A group of cabins are pictured at the former site of Kitchener's A Better Tent City community in December 2020. Several council candidates pointed to the tiny home project as an example of an initiative that works well. (Paula Duhatschek/CBC)

Davis said city council could "write bylaws that would allow low cost shelters to be built quickly, and furthermore council should be willing to temporarily use the land it controls to construct these emergency shelters."

Dan Fife said ultimately "encampments have to eventually come to an end. They are not a long-term solution."

"The idea of a managed encampment site is the best short-term solution. The real challenge is finding a way to ensure that it does not become the accepted status quo," Fife said, adding it's an issue that must be "tackled across all wards, throughout the city, region and beyond."

He said he would want to see the encampment in Victoria Park ended "as soon as possible."

"I do believe, however, that in balancing the interests of all members of the community, a priority should be given to ending the encampments that have the greatest impact on the most people," he said.

Lana Hiscock said there needs to be "viable alternatives to living outside" for people experiencing homelessness and people "cannot continue indefinitely" to live in encampments.

But she wouldn't want to evict people without giving them an option of somewhere else to live.

"I believe that encampments of any sort are an indictment of the way our society looks after our population as a whole — it is a failure of social infrastructure," Hiscock said, adding she would support the "short-term construction of a properly managed encampment" in her ward.
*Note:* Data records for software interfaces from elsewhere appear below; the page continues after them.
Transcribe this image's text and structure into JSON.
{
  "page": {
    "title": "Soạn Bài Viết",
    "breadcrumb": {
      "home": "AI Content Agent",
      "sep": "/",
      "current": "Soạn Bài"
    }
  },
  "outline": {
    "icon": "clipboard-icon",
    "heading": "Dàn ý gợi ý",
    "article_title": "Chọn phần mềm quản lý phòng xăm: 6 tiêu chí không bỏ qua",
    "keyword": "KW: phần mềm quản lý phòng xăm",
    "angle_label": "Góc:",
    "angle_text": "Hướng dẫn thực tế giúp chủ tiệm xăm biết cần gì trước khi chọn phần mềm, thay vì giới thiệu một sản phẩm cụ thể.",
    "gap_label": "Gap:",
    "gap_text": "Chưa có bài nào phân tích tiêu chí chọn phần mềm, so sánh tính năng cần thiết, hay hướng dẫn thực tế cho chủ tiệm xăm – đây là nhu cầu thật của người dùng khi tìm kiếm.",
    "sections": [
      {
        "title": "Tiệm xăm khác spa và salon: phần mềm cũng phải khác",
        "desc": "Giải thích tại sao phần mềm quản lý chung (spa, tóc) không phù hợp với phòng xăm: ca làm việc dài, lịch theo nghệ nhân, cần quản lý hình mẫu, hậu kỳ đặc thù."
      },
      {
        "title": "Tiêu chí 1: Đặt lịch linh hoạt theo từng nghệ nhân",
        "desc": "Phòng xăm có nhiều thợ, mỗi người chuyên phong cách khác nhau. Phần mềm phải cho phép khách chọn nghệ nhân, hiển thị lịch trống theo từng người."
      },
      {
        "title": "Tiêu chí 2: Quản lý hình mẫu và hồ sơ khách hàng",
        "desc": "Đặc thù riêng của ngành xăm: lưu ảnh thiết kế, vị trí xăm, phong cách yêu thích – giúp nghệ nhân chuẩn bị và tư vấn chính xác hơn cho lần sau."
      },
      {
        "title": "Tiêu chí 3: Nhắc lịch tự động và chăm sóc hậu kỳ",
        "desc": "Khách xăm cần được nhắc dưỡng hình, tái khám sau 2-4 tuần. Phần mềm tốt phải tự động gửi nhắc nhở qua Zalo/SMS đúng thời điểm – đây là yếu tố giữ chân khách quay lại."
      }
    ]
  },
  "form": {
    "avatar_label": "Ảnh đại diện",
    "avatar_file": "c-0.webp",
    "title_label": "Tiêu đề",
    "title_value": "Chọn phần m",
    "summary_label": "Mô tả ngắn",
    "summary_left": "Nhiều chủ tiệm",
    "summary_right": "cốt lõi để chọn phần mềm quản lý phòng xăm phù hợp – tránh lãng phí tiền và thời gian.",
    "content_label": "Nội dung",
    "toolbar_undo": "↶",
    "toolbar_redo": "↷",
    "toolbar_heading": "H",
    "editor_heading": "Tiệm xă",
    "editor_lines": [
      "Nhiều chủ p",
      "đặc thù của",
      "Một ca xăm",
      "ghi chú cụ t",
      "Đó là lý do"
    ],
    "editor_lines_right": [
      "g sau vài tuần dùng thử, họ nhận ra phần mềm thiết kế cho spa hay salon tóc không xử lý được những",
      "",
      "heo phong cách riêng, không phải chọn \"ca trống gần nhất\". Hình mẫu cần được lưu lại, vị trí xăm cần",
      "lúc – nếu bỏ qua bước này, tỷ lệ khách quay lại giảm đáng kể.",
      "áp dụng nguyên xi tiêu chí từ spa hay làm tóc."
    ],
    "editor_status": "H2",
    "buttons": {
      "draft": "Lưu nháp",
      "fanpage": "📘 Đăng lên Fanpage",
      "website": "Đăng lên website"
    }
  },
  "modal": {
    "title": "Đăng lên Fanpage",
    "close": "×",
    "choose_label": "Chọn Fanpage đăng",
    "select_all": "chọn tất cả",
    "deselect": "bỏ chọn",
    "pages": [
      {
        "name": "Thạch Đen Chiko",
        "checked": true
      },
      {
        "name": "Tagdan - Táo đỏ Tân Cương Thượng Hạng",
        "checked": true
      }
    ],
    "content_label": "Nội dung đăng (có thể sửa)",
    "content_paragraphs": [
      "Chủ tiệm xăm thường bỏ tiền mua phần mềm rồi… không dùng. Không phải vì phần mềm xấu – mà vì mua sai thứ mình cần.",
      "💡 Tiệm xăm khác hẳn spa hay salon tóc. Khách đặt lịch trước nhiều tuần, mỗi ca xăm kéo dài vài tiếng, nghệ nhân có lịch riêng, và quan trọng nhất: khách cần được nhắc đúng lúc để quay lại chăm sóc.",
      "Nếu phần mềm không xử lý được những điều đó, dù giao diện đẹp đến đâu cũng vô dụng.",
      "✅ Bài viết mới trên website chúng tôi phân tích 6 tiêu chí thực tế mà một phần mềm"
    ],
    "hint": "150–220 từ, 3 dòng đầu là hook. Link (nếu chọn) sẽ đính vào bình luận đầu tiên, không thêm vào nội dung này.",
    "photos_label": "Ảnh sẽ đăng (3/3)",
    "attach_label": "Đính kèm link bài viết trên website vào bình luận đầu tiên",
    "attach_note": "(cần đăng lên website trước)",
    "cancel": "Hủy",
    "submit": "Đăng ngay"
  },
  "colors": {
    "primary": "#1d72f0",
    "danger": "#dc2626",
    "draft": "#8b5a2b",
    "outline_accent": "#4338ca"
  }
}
"I would stipulate that it cannot be a long-term solution, and we must work to end such forms of transitional housing — we can and must do better," Hiscock said.

Tents are set up in a vacant lot. Two people can be seen facing away from the camera - a man and a woman. A green and white GO train is seen in the background.
An encampment at the corner of Victoria Street and Weber Street in downtown Kitchener is pictured on Tuesday, July 26, 2022. (Kate Bueckert/CBC)

Stephanie Stretch says she'd want to see a managed encampment include security, washrooms, food, health care and access to other essential supports to support people's emotional and physical wellbeing.

"A managed encampment site can be an effective component of a robust transitional and supportive housing system that recognizes the unique needs of Kitchener's precariously housed community of individuals," Stretch said, saying she, too, supports having a managed encampment in her ward.

Two people, one walking beside a bicycle, cross at an intersection and walk towards multiple tents.
Tents now fill the lot at the corner of Victoria and Weber streets in downtown Kitchener. The region has said more than 60 people live at the site. (Kate Bueckert/CBC)

What is needed ultimately is for the community to come together, Phong Tran said.

He said he supports ideas like A Better Tent City. He would also support a "well-managed encampment … only if we are also looking into wraparound services and also a public awareness campaign."

"A well managed encampment can have a place anywhere, including inside my Ward 10. It's all in how we work together," he said.

"We need to understand that the challenges do not just disappear, they move from place to place."

The municipal election is Oct. 24.


Kate Bueckert


Kate has been covering issues in southern Ontario for more than 15 years. She currently works for CBC Kitchener-Waterloo. Email: